Some Palestinians leave Rafah refuge, fearing Israeli assault

By Mohammad Salem

RAFAH, Gaza Strip (Reuters) - Nahla Jarwan fled her home in the central Gaza Strip to seek refuge in Rafah - like more than 1 million other Palestinians escaping Israel's military offensive.

Now, as Israeli shells crash into Rafah, Jarwan said she is going back to an area she fled, even though nowhere is safe.

She is one of dozens of people who residents said were leaving Rafah on Tuesday after Israeli shelling and air strikes in recent days.

"I fled Al-Maghazi, came to Rafah, and here I am, returning to Al-Maghazi," said Jarwan, referring to the refugee camp from which she fled earlier in the conflict.

"Last night in Rafah was very tough. We're going back to Al-Maghazi out of fear - displaced from one area to another; hopefully Al-Maghazi area would safe, God willing."

"Wherever we go, there is no safety," she said.

Describing Rafah as Hamas' "last bastion", Israel plans to expand its offensive there to try to eradicate the group behind the Oct. 7 attack on southern Israel in which 1,200 people were killed and over 250 abducted, according to Israeli tallies.

For Palestinians, Rafah at the southern end of the Gaza Strip has provided sanctuary from an Israeli offensive which has killed more than 28,000 people, according to health authorities in the Hamas-run Gaza Strip.

UNRWA, a U.N. agency which provides Palestinians with aid and essential services, says there are nearly 1.5 million people in Rafah, six times the population compared to before Oct. 7.

Israeli tanks shelled the eastern sector of Rafah city overnight, residents reported, though the anticipated ground offensive did not appear to have started.

Israeli Prime Minister Benjamin Netanyahu's office has said it has ordered the army to develop a plan to evacuate Rafah.


Sitting in a car crammed with possessions ready to depart, Jarwan said she hoped for a quick end to the war.

"We're tired of fleeing from one city to another," she said. "I'm hoping the world stands with us and looks at us with a kind, merciful eye."

Describing Palestinian victims as martyrs, she said: "We're tired - we're always crying. Martyrs, shelling, destruction, death, starvation, thirst, there is no food."

U.S. President Joe Biden has told Netanyahu that Israel should not proceed with an operation in Rafah without a plan to ensure the safety of people sheltering there.

Aid officials and foreign governments say there is nowhere for them to go. Egypt has said it will not allow an exodus of Palestinian refugees to cross into its territory.

Momen Shbair said he would return to Khan Younis, about eight km (five miles) away, after what he also described as a tough night in Rafah.

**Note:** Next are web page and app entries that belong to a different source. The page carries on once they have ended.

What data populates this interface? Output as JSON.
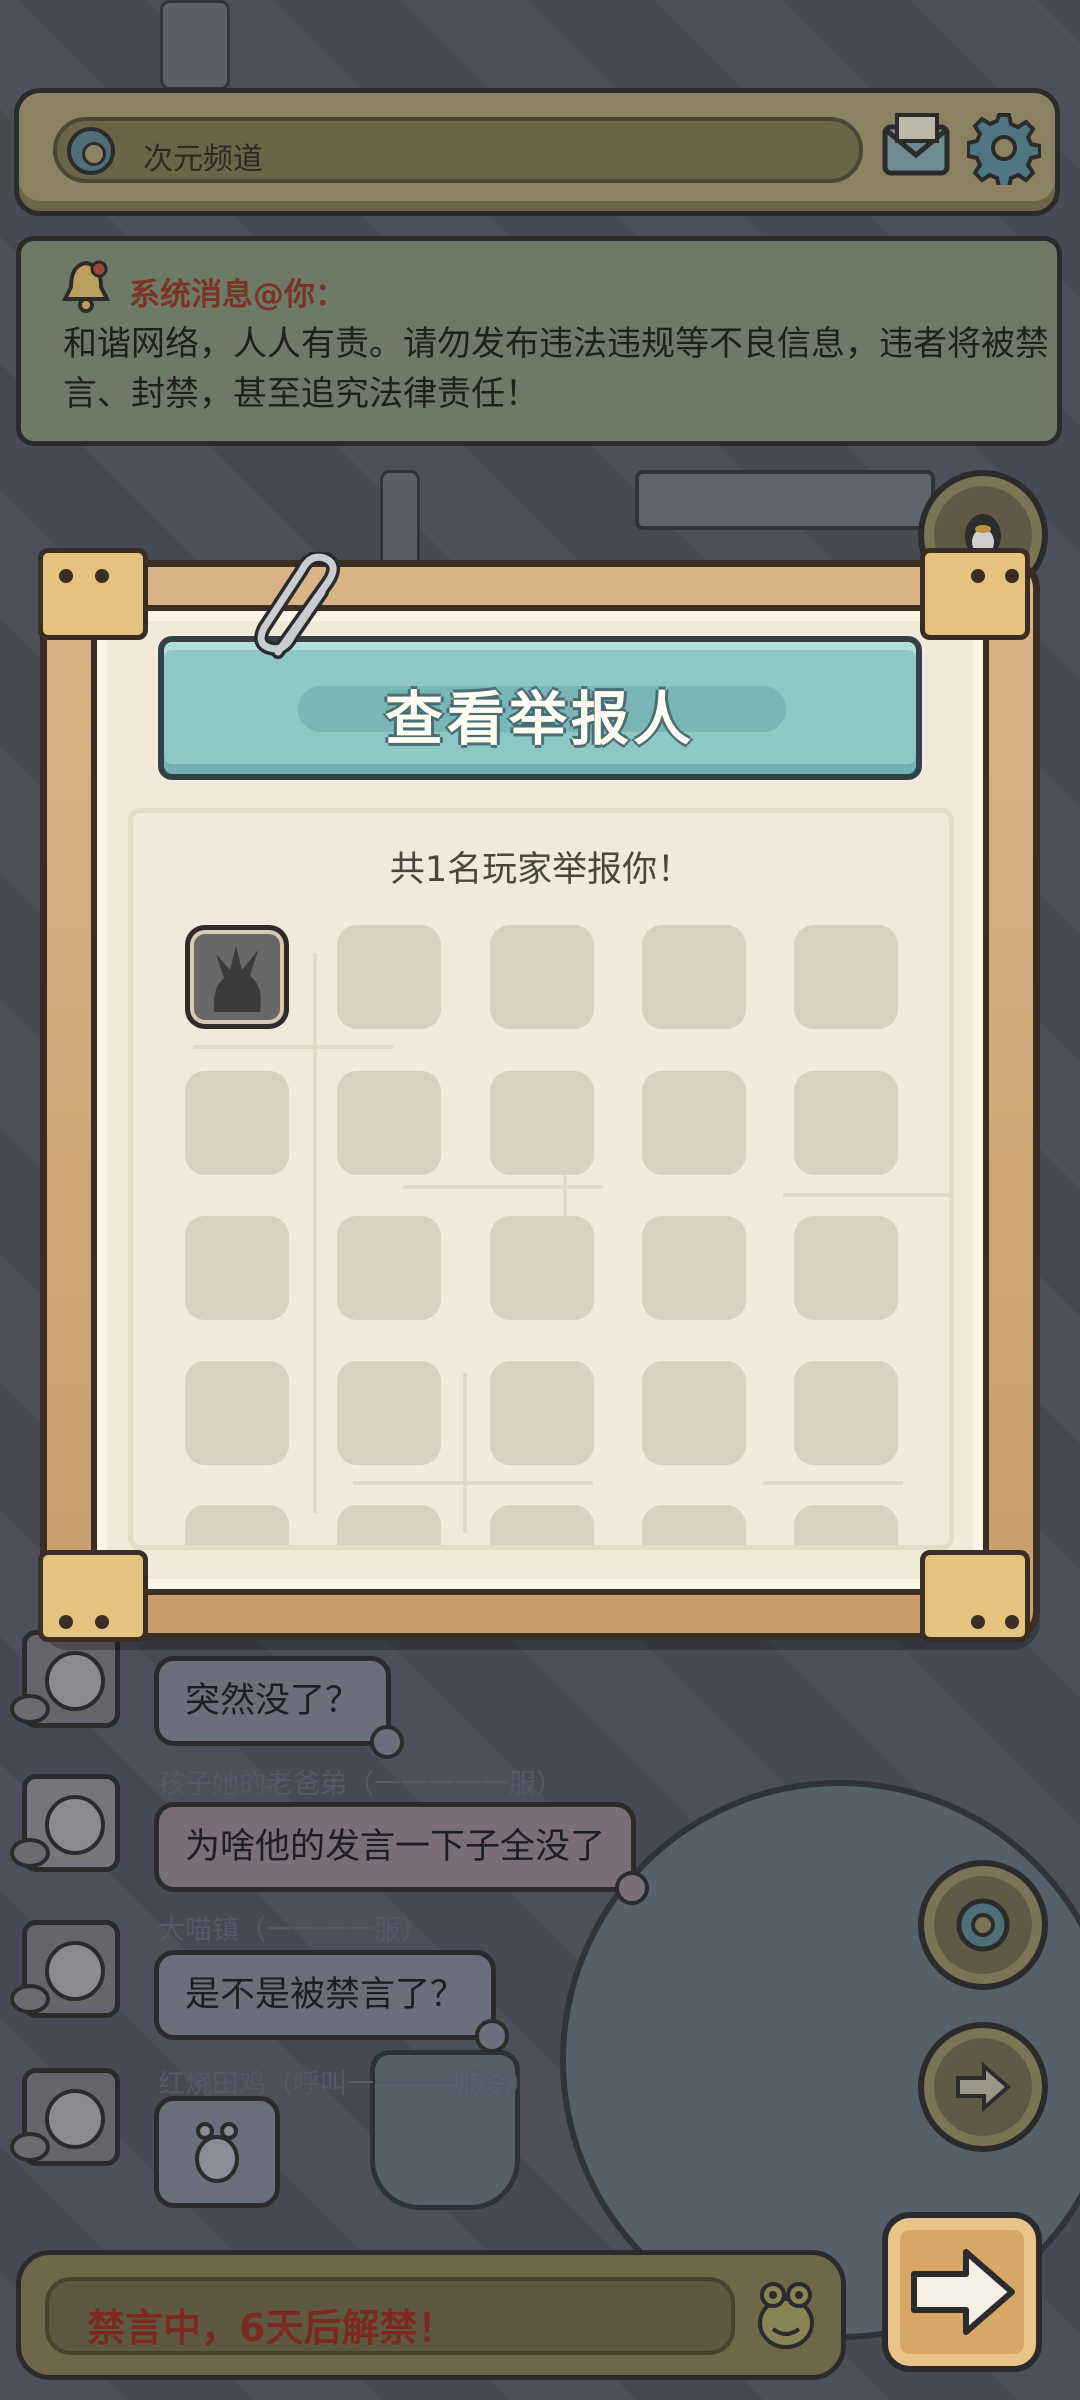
{
  "top_bar": {
    "channel_icon": "channel-ring-icon",
    "channel_name": "次元频道",
    "mail_icon": "mail-icon",
    "settings_icon": "gear-icon"
  },
  "system_message": {
    "icon": "bell-icon",
    "heading": "系统消息@你：",
    "body": "和谐网络，人人有责。请勿发布违法违规等不良信息，违者将被禁言、封禁，甚至追究法律责任！"
  },
  "chat": {
    "messages": [
      {
        "name": "",
        "text": "突然没了？"
      },
      {
        "name": "孩子她的老爸弟（一一一一一服）",
        "text": "为啥他的发言一下子全没了"
      },
      {
        "name": "大喵镇（一一一一服）",
        "text": "是不是被禁言了？"
      },
      {
        "name": "红烧田鸡（呼叫一一一一服务）",
        "text": "",
        "emoji": "alien-sticker-icon"
      }
    ]
  },
  "report_dialog": {
    "title": "查看举报人",
    "count_text": "共1名玩家举报你！",
    "reporters": [
      {
        "avatar": "silhouette-avatar-icon",
        "filled": true
      }
    ],
    "empty_slots_visible": 24
  },
  "bottom_bar": {
    "mute_text": "禁言中，6天后解禁！",
    "emoji_icon": "frog-emoji-icon",
    "send_icon": "arrow-right-icon"
  },
  "side_buttons": {
    "top": "qq-penguin-icon",
    "middle": "channel-ring-icon",
    "bottom": "arrow-right-icon"
  },
  "colors": {
    "dialog_frame": "#d9b486",
    "banner": "#8fc6c6",
    "mute_text": "#7a2a22",
    "system_heading": "#7a3528"
  }
}
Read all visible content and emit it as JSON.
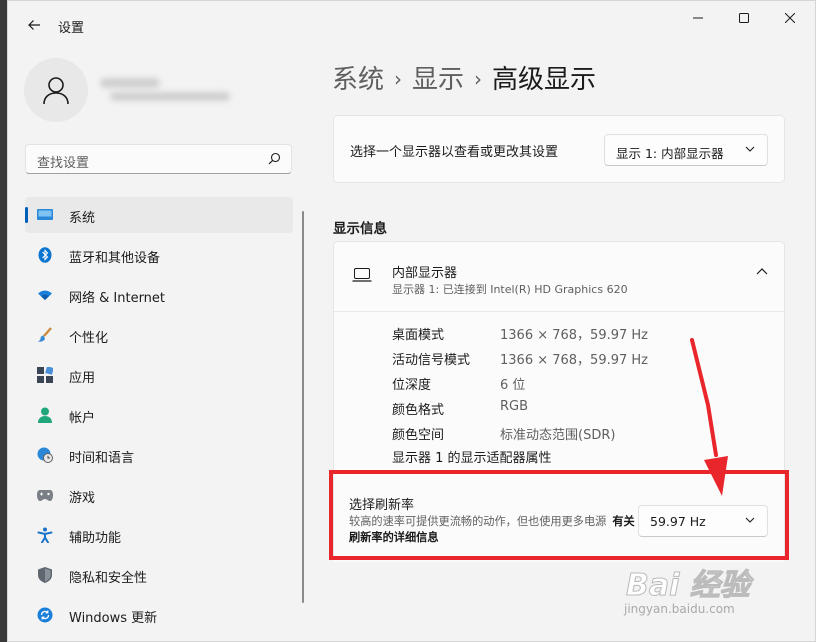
{
  "window": {
    "title": "设置",
    "controls": {
      "minimize": "minimize",
      "maximize": "maximize",
      "close": "close"
    }
  },
  "sidebar": {
    "search_placeholder": "查找设置",
    "items": [
      {
        "label": "系统",
        "icon": "system-icon",
        "active": true
      },
      {
        "label": "蓝牙和其他设备",
        "icon": "bluetooth-icon"
      },
      {
        "label": "网络 & Internet",
        "icon": "wifi-icon"
      },
      {
        "label": "个性化",
        "icon": "brush-icon"
      },
      {
        "label": "应用",
        "icon": "apps-icon"
      },
      {
        "label": "帐户",
        "icon": "account-icon"
      },
      {
        "label": "时间和语言",
        "icon": "globe-clock-icon"
      },
      {
        "label": "游戏",
        "icon": "gamepad-icon"
      },
      {
        "label": "辅助功能",
        "icon": "accessibility-icon"
      },
      {
        "label": "隐私和安全性",
        "icon": "shield-icon"
      },
      {
        "label": "Windows 更新",
        "icon": "update-icon"
      }
    ]
  },
  "breadcrumb": [
    "系统",
    "显示",
    "高级显示"
  ],
  "main": {
    "select_monitor": {
      "label": "选择一个显示器以查看或更改其设置",
      "value": "显示 1: 内部显示器"
    },
    "section_title": "显示信息",
    "monitor": {
      "name": "内部显示器",
      "subtitle": "显示器 1: 已连接到 Intel(R) HD Graphics 620",
      "specs": [
        {
          "key": "桌面模式",
          "value": "1366 × 768，59.97 Hz"
        },
        {
          "key": "活动信号模式",
          "value": "1366 × 768，59.97 Hz"
        },
        {
          "key": "位深度",
          "value": "6 位"
        },
        {
          "key": "颜色格式",
          "value": "RGB"
        },
        {
          "key": "颜色空间",
          "value": "标准动态范围(SDR)"
        }
      ],
      "adapter_link": "显示器 1 的显示适配器属性"
    },
    "refresh": {
      "title": "选择刷新率",
      "desc": "较高的速率可提供更流畅的动作，但也使用更多电源",
      "link": "有关刷新率的详细信息",
      "value": "59.97 Hz"
    }
  },
  "watermark": {
    "main": "Bai 经验",
    "sub": "jingyan.baidu.com"
  },
  "colors": {
    "accent": "#005fb8",
    "highlight": "#e8262c"
  }
}
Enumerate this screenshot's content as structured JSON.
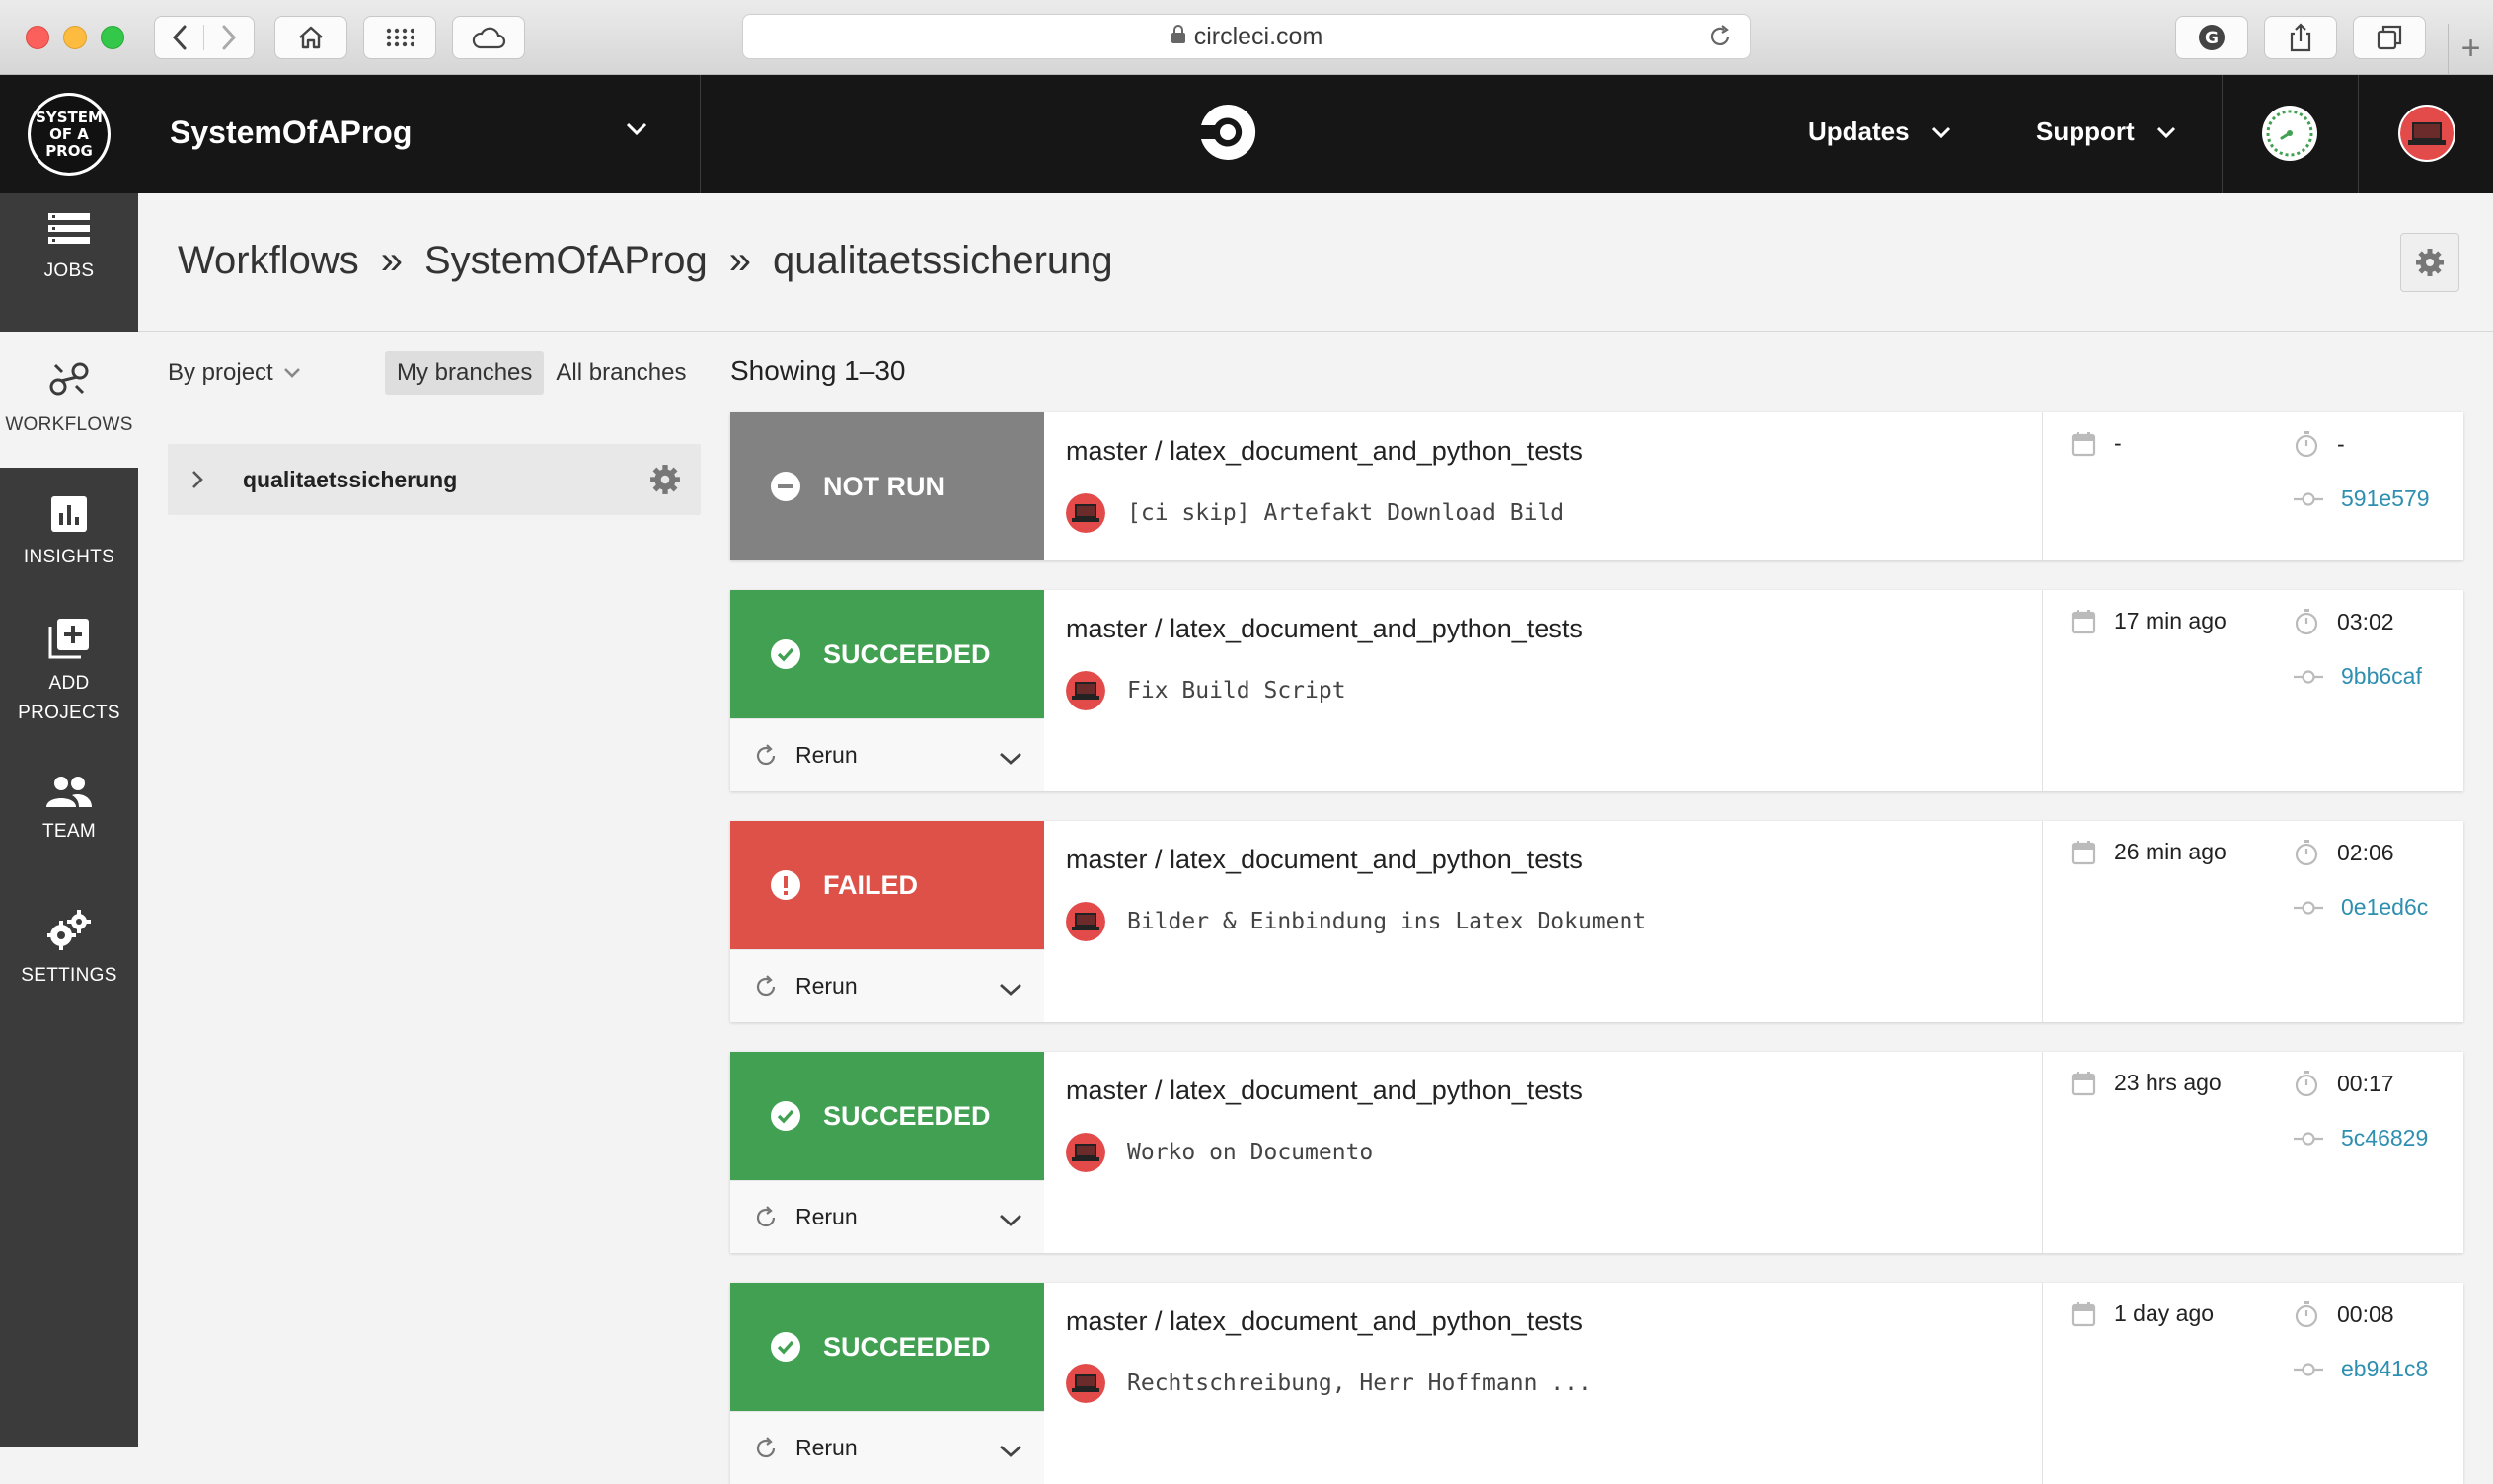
{
  "browser": {
    "url": "circleci.com",
    "new_tab_symbol": "+"
  },
  "header": {
    "org_logo_text": "SYSTEM OF A PROG",
    "org_name": "SystemOfAProg",
    "updates_label": "Updates",
    "support_label": "Support"
  },
  "sidebar": {
    "items": [
      {
        "label": "JOBS",
        "icon": "jobs-icon"
      },
      {
        "label": "WORKFLOWS",
        "icon": "workflows-icon"
      },
      {
        "label": "INSIGHTS",
        "icon": "insights-icon"
      },
      {
        "label": "ADD",
        "label2": "PROJECTS",
        "icon": "add-projects-icon"
      },
      {
        "label": "TEAM",
        "icon": "team-icon"
      },
      {
        "label": "SETTINGS",
        "icon": "settings-icon"
      }
    ]
  },
  "breadcrumb": {
    "items": [
      "Workflows",
      "SystemOfAProg",
      "qualitaetssicherung"
    ],
    "separator": "»"
  },
  "filters": {
    "by_project_label": "By project",
    "my_branches_label": "My branches",
    "all_branches_label": "All branches",
    "selected_branch_filter": "My branches",
    "project_name": "qualitaetssicherung"
  },
  "list": {
    "showing_label": "Showing 1–30",
    "rerun_label": "Rerun",
    "workflows": [
      {
        "status": "NOT RUN",
        "title": "master / latex_document_and_python_tests",
        "commit": "[ci skip] Artefakt Download Bild",
        "date": "-",
        "duration": "-",
        "hash": "591e579"
      },
      {
        "status": "SUCCEEDED",
        "title": "master / latex_document_and_python_tests",
        "commit": "Fix Build Script",
        "date": "17 min ago",
        "duration": "03:02",
        "hash": "9bb6caf"
      },
      {
        "status": "FAILED",
        "title": "master / latex_document_and_python_tests",
        "commit": "Bilder & Einbindung ins Latex Dokument",
        "date": "26 min ago",
        "duration": "02:06",
        "hash": "0e1ed6c"
      },
      {
        "status": "SUCCEEDED",
        "title": "master / latex_document_and_python_tests",
        "commit": "Worko on Documento",
        "date": "23 hrs ago",
        "duration": "00:17",
        "hash": "5c46829"
      },
      {
        "status": "SUCCEEDED",
        "title": "master / latex_document_and_python_tests",
        "commit": "Rechtschreibung, Herr Hoffmann ...",
        "date": "1 day ago",
        "duration": "00:08",
        "hash": "eb941c8"
      }
    ]
  },
  "colors": {
    "not_run": "#828282",
    "succeeded": "#42a052",
    "failed": "#dd5149",
    "hash_link": "#2e8fb0",
    "header_bg": "#161616",
    "sidebar_bg": "#3b3b3b"
  }
}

"We're lost. We don't know where to go. I pray that the whole world pressures Israel to end the war," he said, driving a donkey cart along a sand road by the sea.

"We're tired (of going) from one place to another."

(Additional reporting by Nidal al-Mughrabi, Writing by Tom Perry, Editing by Timothy Heritage)